However, of course, my true heart lives with and for my husband. After almost 28 years as a couple—26 of them married—we have perfected the art of the everyday of our lives. Well, maybe not perfect, but it works. That is, until something doesn’t work—like our master bathroom light fixtures and my counter side’s electrical outlet (update, at least my electrical outlet is also now working). They just went pffft Thursday. Since my husband’s bathroom counter side electrical outlet on a different bathroom wall still works, it must be that the lights are on a different circuit. But no amount of circuit breaker flipping seems to get the light fixtures working. So, we will have to call an electrician—in a couple of weeks after we get our tax refund. Until then, we’ll adapt to using natural light—and wishing that we hadn’t taken out the bathroom skylight in our home’s design plans, because I didn’t want Google Earth to get an eyeful. Ha!
And it may sound crazy, but even with electrical issue annoyances, we are blessed. We love each other and we are best friends. He is tall and can change ceiling light bulbs without a ladder. I am short and demanding. Ha! We mostly agree on issues, or we eventually convince the other that he was wrong and I was right. *wink*
With regard to world issues, neither my hubby nor I are too concerned that the Anglican Communion threw their toys out the cot, and decided that our American Episcopal Church as a body politic couldn’t play in their sandbox for three years—because they label our church’s inclusivity on the issue of universal marriage access for committed and loving couples as being not “uniform” and not “conforming” to their practices. To that I say, we have our own sandbox—formed over 240 years ago. So there. *raspberry*
Yet as my age advances, I have a greater sense of my own mortality. Will I live 38 more years to 94 as a recently deceased family friend did? My grandmother lived to a little beyond that when she died 34 years ago today. And with people my own age or a dozen years beyond that age dying, I want to savor every moment of my life—being present as my life unfolds with the good and the annoying, with less of the latter please. I have few regrets, and those that remain are consigned to a bin labeled Not in My Power.

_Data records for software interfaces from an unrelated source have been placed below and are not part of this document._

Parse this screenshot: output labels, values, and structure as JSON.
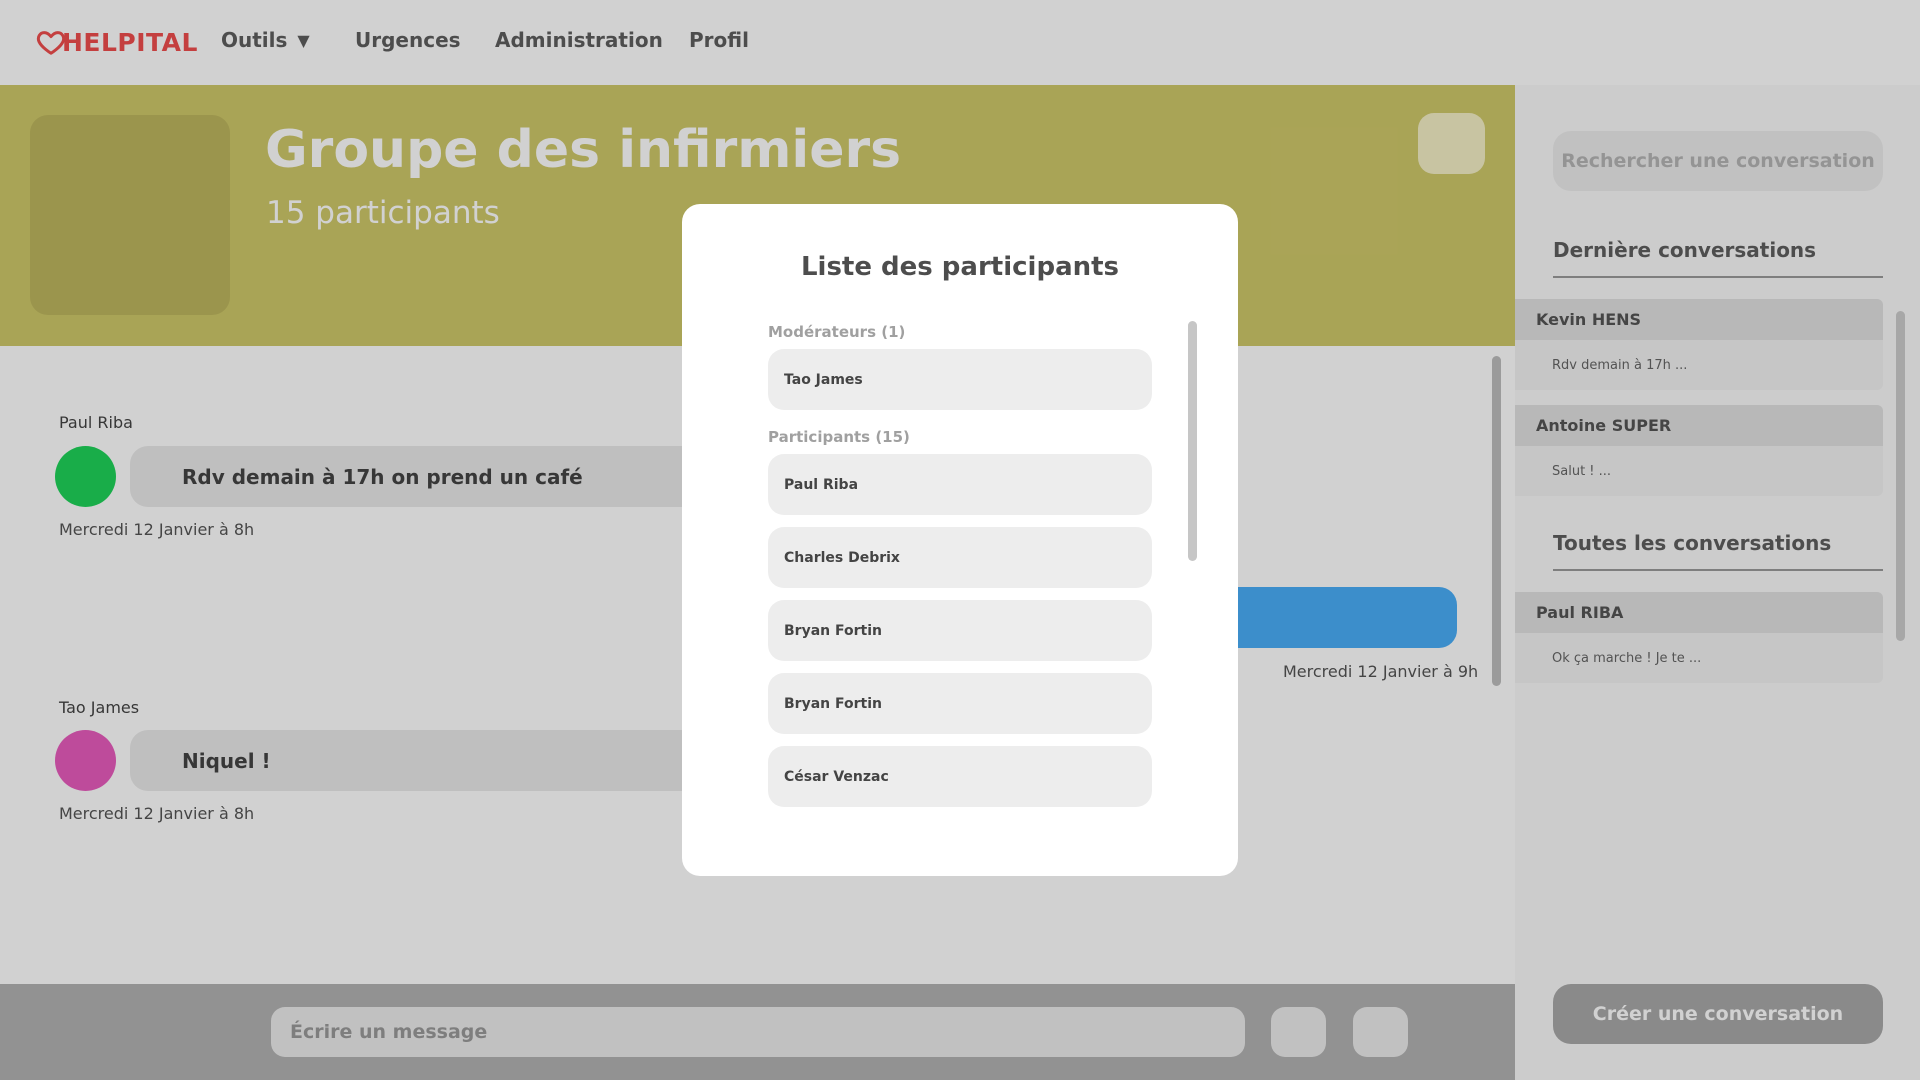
{
  "nav": {
    "logo_text": "HELPITAL",
    "items": [
      {
        "label": "Outils",
        "has_dropdown": true
      },
      {
        "label": "Urgences"
      },
      {
        "label": "Administration"
      },
      {
        "label": "Profil"
      }
    ]
  },
  "chat": {
    "title": "Groupe des infirmiers",
    "participant_count": "15 participants",
    "messages": [
      {
        "author": "Paul Riba",
        "text": "Rdv demain à 17h on prend un café",
        "time": "Mercredi 12 Janvier à 8h",
        "color": "#1fd45a"
      },
      {
        "author": "",
        "text": "",
        "time": "Mercredi 12 Janvier à 9h",
        "color": "#4aaef8"
      },
      {
        "author": "Tao James",
        "text": "Niquel !",
        "time": "Mercredi 12 Janvier à 8h",
        "color": "#e85cbd"
      }
    ],
    "compose_placeholder": "Écrire un message"
  },
  "sidebar": {
    "search_placeholder": "Rechercher une conversation",
    "recent_heading": "Dernière conversations",
    "recent": [
      {
        "name": "Kevin HENS",
        "preview": "Rdv demain à 17h ..."
      },
      {
        "name": "Antoine SUPER",
        "preview": "Salut ! ..."
      }
    ],
    "all_heading": "Toutes les conversations",
    "all": [
      {
        "name": "Paul RIBA",
        "preview": "Ok ça marche ! Je te ..."
      }
    ],
    "create_label": "Créer une conversation"
  },
  "modal": {
    "title": "Liste des participants",
    "moderators_label": "Modérateurs (1)",
    "moderators": [
      "Tao James"
    ],
    "participants_label": "Participants (15)",
    "participants": [
      "Paul Riba",
      "Charles Debrix",
      "Bryan Fortin",
      "Bryan Fortin",
      "César Venzac"
    ]
  },
  "colors": {
    "brand": "#f04d4d",
    "header_bg": "#cfc86a",
    "outgoing_bubble": "#4aaef8"
  }
}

So, I focus on what is within my purview, and pursue it with gusto—such as recycling my hubby’s alarming stockpile of plastic containers that were formerly product packaging. And I am trying to be less accepting of my arthritis’ mobility limitations by going to physical therapy to try to limber me up and increase my endurance and strength. And I continue to embrace change as being inherently good—even if it turns out that it isn’t—because I am tired of the same old thing. To try something new and not having it turn out as we expect nor as we hope, is not failure. “The failure is in the not trying.” Someone else said that. But I’m too tired to do the meticulous referencing on that to do it justice. And I’m typing this and building this post on my new computer—which I’m still getting a feel for. So please feel free to let me know about the quote.

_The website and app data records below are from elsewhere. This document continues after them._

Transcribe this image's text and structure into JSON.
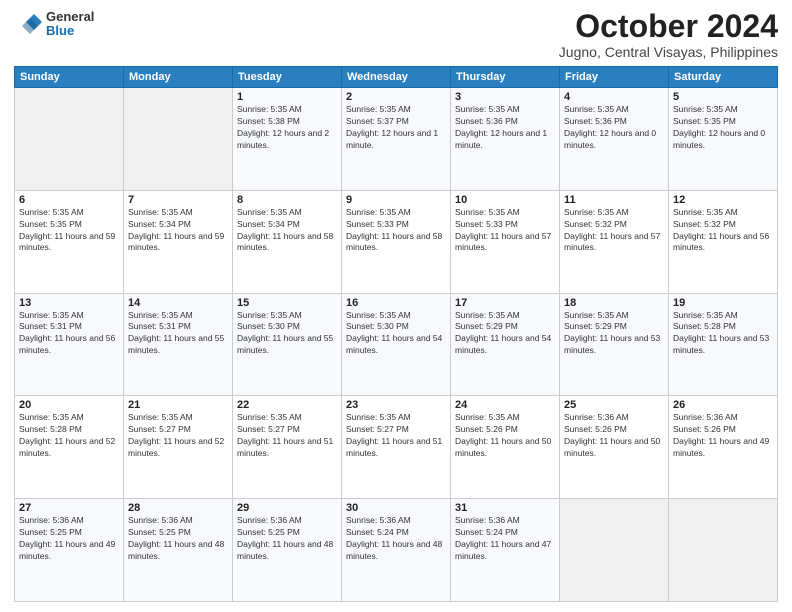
{
  "logo": {
    "general": "General",
    "blue": "Blue"
  },
  "title": "October 2024",
  "location": "Jugno, Central Visayas, Philippines",
  "days_header": [
    "Sunday",
    "Monday",
    "Tuesday",
    "Wednesday",
    "Thursday",
    "Friday",
    "Saturday"
  ],
  "weeks": [
    [
      {
        "day": "",
        "sunrise": "",
        "sunset": "",
        "daylight": ""
      },
      {
        "day": "",
        "sunrise": "",
        "sunset": "",
        "daylight": ""
      },
      {
        "day": "1",
        "sunrise": "Sunrise: 5:35 AM",
        "sunset": "Sunset: 5:38 PM",
        "daylight": "Daylight: 12 hours and 2 minutes."
      },
      {
        "day": "2",
        "sunrise": "Sunrise: 5:35 AM",
        "sunset": "Sunset: 5:37 PM",
        "daylight": "Daylight: 12 hours and 1 minute."
      },
      {
        "day": "3",
        "sunrise": "Sunrise: 5:35 AM",
        "sunset": "Sunset: 5:36 PM",
        "daylight": "Daylight: 12 hours and 1 minute."
      },
      {
        "day": "4",
        "sunrise": "Sunrise: 5:35 AM",
        "sunset": "Sunset: 5:36 PM",
        "daylight": "Daylight: 12 hours and 0 minutes."
      },
      {
        "day": "5",
        "sunrise": "Sunrise: 5:35 AM",
        "sunset": "Sunset: 5:35 PM",
        "daylight": "Daylight: 12 hours and 0 minutes."
      }
    ],
    [
      {
        "day": "6",
        "sunrise": "Sunrise: 5:35 AM",
        "sunset": "Sunset: 5:35 PM",
        "daylight": "Daylight: 11 hours and 59 minutes."
      },
      {
        "day": "7",
        "sunrise": "Sunrise: 5:35 AM",
        "sunset": "Sunset: 5:34 PM",
        "daylight": "Daylight: 11 hours and 59 minutes."
      },
      {
        "day": "8",
        "sunrise": "Sunrise: 5:35 AM",
        "sunset": "Sunset: 5:34 PM",
        "daylight": "Daylight: 11 hours and 58 minutes."
      },
      {
        "day": "9",
        "sunrise": "Sunrise: 5:35 AM",
        "sunset": "Sunset: 5:33 PM",
        "daylight": "Daylight: 11 hours and 58 minutes."
      },
      {
        "day": "10",
        "sunrise": "Sunrise: 5:35 AM",
        "sunset": "Sunset: 5:33 PM",
        "daylight": "Daylight: 11 hours and 57 minutes."
      },
      {
        "day": "11",
        "sunrise": "Sunrise: 5:35 AM",
        "sunset": "Sunset: 5:32 PM",
        "daylight": "Daylight: 11 hours and 57 minutes."
      },
      {
        "day": "12",
        "sunrise": "Sunrise: 5:35 AM",
        "sunset": "Sunset: 5:32 PM",
        "daylight": "Daylight: 11 hours and 56 minutes."
      }
    ],
    [
      {
        "day": "13",
        "sunrise": "Sunrise: 5:35 AM",
        "sunset": "Sunset: 5:31 PM",
        "daylight": "Daylight: 11 hours and 56 minutes."
      },
      {
        "day": "14",
        "sunrise": "Sunrise: 5:35 AM",
        "sunset": "Sunset: 5:31 PM",
        "daylight": "Daylight: 11 hours and 55 minutes."
      },
      {
        "day": "15",
        "sunrise": "Sunrise: 5:35 AM",
        "sunset": "Sunset: 5:30 PM",
        "daylight": "Daylight: 11 hours and 55 minutes."
      },
      {
        "day": "16",
        "sunrise": "Sunrise: 5:35 AM",
        "sunset": "Sunset: 5:30 PM",
        "daylight": "Daylight: 11 hours and 54 minutes."
      },
      {
        "day": "17",
        "sunrise": "Sunrise: 5:35 AM",
        "sunset": "Sunset: 5:29 PM",
        "daylight": "Daylight: 11 hours and 54 minutes."
      },
      {
        "day": "18",
        "sunrise": "Sunrise: 5:35 AM",
        "sunset": "Sunset: 5:29 PM",
        "daylight": "Daylight: 11 hours and 53 minutes."
      },
      {
        "day": "19",
        "sunrise": "Sunrise: 5:35 AM",
        "sunset": "Sunset: 5:28 PM",
        "daylight": "Daylight: 11 hours and 53 minutes."
      }
    ],
    [
      {
        "day": "20",
        "sunrise": "Sunrise: 5:35 AM",
        "sunset": "Sunset: 5:28 PM",
        "daylight": "Daylight: 11 hours and 52 minutes."
      },
      {
        "day": "21",
        "sunrise": "Sunrise: 5:35 AM",
        "sunset": "Sunset: 5:27 PM",
        "daylight": "Daylight: 11 hours and 52 minutes."
      },
      {
        "day": "22",
        "sunrise": "Sunrise: 5:35 AM",
        "sunset": "Sunset: 5:27 PM",
        "daylight": "Daylight: 11 hours and 51 minutes."
      },
      {
        "day": "23",
        "sunrise": "Sunrise: 5:35 AM",
        "sunset": "Sunset: 5:27 PM",
        "daylight": "Daylight: 11 hours and 51 minutes."
      },
      {
        "day": "24",
        "sunrise": "Sunrise: 5:35 AM",
        "sunset": "Sunset: 5:26 PM",
        "daylight": "Daylight: 11 hours and 50 minutes."
      },
      {
        "day": "25",
        "sunrise": "Sunrise: 5:36 AM",
        "sunset": "Sunset: 5:26 PM",
        "daylight": "Daylight: 11 hours and 50 minutes."
      },
      {
        "day": "26",
        "sunrise": "Sunrise: 5:36 AM",
        "sunset": "Sunset: 5:26 PM",
        "daylight": "Daylight: 11 hours and 49 minutes."
      }
    ],
    [
      {
        "day": "27",
        "sunrise": "Sunrise: 5:36 AM",
        "sunset": "Sunset: 5:25 PM",
        "daylight": "Daylight: 11 hours and 49 minutes."
      },
      {
        "day": "28",
        "sunrise": "Sunrise: 5:36 AM",
        "sunset": "Sunset: 5:25 PM",
        "daylight": "Daylight: 11 hours and 48 minutes."
      },
      {
        "day": "29",
        "sunrise": "Sunrise: 5:36 AM",
        "sunset": "Sunset: 5:25 PM",
        "daylight": "Daylight: 11 hours and 48 minutes."
      },
      {
        "day": "30",
        "sunrise": "Sunrise: 5:36 AM",
        "sunset": "Sunset: 5:24 PM",
        "daylight": "Daylight: 11 hours and 48 minutes."
      },
      {
        "day": "31",
        "sunrise": "Sunrise: 5:36 AM",
        "sunset": "Sunset: 5:24 PM",
        "daylight": "Daylight: 11 hours and 47 minutes."
      },
      {
        "day": "",
        "sunrise": "",
        "sunset": "",
        "daylight": ""
      },
      {
        "day": "",
        "sunrise": "",
        "sunset": "",
        "daylight": ""
      }
    ]
  ]
}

So I will close with the Twitter post by Laura D. (Thanks!) that sparked my musings here–vis a vis the Keats poem:
Our lives are like a butterfly, living gloriously for but a short time in our universe. So let your butterfly wings fly and soar—as I will do with mine.